──────── Study material ────────

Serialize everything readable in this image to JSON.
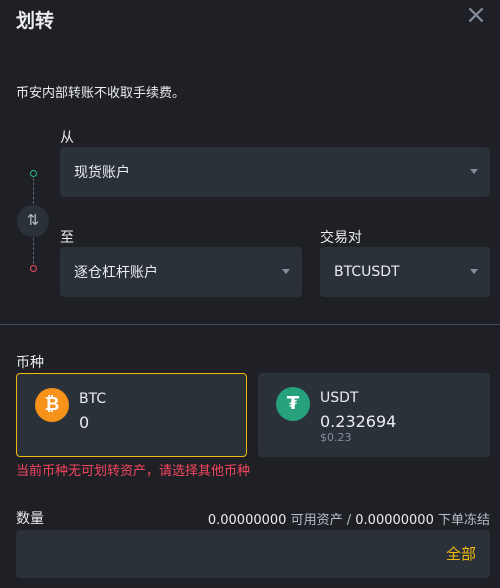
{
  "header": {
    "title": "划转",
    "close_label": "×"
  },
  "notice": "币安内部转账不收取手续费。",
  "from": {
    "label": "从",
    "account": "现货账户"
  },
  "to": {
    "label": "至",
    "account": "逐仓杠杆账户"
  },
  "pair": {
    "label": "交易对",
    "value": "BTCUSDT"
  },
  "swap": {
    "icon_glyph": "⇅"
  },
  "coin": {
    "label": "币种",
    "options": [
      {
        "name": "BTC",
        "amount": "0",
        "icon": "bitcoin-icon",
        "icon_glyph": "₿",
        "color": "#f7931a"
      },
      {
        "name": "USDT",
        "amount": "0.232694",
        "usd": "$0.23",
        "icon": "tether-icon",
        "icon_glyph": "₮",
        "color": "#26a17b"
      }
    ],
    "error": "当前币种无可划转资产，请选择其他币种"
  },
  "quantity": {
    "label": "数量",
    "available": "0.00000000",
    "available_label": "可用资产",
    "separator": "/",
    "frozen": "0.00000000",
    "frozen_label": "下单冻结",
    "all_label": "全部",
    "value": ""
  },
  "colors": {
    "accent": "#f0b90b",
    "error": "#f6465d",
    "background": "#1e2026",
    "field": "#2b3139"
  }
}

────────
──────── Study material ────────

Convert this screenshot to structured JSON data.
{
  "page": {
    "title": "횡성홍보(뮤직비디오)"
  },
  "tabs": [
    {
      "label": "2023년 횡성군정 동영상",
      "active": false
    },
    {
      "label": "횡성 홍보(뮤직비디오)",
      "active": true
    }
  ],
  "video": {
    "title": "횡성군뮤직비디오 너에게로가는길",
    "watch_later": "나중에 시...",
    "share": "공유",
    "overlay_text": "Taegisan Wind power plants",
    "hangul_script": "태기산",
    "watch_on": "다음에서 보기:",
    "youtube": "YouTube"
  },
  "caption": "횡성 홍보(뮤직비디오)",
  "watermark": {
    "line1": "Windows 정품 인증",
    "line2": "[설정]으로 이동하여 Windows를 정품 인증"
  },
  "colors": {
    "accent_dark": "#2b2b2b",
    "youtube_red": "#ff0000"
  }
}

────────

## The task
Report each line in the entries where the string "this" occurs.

## Output
Serialize everything readable in this image to JSON.
Convert this screenshot to structured JSON data.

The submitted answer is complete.